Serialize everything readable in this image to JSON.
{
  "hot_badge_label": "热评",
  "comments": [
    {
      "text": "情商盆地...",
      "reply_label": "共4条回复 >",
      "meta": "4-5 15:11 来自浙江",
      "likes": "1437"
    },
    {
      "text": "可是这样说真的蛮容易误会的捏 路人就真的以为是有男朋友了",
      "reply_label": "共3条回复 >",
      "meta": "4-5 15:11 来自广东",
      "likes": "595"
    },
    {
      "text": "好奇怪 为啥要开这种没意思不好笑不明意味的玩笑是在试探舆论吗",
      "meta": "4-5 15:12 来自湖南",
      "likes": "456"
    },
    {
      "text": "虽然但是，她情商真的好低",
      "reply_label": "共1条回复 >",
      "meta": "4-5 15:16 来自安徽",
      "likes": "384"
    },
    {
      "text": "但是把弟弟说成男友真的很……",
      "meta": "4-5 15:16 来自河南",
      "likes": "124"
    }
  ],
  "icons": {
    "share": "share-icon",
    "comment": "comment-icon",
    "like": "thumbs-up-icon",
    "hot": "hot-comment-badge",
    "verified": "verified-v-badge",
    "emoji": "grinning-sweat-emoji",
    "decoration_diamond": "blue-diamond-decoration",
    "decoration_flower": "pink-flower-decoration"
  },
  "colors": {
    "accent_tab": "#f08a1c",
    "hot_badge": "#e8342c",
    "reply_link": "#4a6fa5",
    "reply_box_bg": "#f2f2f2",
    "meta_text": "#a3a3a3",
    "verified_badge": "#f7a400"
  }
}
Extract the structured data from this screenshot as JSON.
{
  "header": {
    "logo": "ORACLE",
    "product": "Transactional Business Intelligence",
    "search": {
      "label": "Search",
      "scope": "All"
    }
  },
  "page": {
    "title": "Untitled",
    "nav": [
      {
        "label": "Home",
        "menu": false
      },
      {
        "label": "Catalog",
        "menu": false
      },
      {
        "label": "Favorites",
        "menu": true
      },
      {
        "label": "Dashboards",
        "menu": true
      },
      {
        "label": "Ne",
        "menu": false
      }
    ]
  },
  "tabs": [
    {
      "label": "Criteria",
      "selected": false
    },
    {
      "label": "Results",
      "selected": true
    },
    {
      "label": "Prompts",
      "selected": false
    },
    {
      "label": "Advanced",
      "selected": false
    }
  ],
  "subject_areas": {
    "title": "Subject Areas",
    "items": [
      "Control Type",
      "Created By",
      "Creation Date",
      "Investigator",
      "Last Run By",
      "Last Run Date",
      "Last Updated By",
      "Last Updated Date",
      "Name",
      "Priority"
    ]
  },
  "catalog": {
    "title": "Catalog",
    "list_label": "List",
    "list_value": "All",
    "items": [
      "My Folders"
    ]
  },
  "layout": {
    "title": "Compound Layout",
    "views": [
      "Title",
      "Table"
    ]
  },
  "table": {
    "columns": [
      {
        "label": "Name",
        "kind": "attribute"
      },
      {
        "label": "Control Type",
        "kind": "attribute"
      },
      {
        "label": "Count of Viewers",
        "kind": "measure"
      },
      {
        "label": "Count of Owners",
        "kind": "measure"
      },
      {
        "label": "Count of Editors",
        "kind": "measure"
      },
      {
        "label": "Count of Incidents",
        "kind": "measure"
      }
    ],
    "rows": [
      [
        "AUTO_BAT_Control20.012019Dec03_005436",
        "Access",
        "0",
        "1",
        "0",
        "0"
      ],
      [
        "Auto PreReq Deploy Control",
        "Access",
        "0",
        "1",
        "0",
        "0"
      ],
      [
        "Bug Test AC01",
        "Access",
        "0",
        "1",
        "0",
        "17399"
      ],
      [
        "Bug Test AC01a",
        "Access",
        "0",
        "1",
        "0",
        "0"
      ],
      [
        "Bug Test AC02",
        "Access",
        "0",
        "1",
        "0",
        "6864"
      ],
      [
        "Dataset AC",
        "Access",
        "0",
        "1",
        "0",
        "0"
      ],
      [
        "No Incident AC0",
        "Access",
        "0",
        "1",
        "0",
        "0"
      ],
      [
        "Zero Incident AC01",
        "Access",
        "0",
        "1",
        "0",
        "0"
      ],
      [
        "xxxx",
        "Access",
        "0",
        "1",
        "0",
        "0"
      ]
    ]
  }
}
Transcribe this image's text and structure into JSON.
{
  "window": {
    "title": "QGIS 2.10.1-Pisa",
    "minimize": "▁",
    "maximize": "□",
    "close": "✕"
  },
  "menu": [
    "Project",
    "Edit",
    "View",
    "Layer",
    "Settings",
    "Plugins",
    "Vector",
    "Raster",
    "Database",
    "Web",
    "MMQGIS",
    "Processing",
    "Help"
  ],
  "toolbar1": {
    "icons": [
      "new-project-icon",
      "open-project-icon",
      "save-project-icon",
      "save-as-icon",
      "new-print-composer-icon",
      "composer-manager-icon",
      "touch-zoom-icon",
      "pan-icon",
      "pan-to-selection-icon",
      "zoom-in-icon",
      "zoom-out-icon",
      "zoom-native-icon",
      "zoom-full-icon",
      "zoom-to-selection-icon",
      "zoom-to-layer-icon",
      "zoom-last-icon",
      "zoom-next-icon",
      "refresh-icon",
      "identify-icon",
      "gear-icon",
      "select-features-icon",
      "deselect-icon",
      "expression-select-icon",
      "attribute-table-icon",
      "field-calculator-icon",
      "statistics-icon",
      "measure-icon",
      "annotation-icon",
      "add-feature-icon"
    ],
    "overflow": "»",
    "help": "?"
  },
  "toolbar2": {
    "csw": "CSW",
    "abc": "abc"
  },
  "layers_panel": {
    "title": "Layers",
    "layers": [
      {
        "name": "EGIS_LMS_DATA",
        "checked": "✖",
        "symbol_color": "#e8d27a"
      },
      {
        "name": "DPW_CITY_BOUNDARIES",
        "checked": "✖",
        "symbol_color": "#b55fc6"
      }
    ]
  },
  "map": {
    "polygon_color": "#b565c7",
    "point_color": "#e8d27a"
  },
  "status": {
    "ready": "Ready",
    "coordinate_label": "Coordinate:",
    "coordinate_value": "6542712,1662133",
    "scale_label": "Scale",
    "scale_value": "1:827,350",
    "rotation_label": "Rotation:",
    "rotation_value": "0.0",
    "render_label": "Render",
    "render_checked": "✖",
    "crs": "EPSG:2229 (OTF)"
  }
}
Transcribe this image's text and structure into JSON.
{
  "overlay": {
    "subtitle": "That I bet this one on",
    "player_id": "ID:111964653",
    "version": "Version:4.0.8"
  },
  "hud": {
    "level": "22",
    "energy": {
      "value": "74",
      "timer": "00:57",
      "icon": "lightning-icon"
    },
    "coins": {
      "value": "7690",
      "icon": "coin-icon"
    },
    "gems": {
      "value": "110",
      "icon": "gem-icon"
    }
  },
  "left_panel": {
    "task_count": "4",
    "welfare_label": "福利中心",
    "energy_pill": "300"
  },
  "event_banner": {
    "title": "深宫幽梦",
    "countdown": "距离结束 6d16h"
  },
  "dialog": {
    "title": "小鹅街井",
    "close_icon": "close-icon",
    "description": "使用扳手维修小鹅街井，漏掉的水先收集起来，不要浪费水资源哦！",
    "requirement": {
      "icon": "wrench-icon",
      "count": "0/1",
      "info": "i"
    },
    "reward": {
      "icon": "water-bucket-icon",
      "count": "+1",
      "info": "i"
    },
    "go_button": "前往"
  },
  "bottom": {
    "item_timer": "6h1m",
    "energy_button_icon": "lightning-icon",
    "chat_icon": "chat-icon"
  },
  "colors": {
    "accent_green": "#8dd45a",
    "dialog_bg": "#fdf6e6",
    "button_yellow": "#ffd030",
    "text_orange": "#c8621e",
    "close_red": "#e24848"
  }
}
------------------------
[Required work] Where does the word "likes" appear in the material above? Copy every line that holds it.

[Task answer]
      "likes": "1437"
      "likes": "595"
      "likes": "456"
      "likes": "384"
      "likes": "124"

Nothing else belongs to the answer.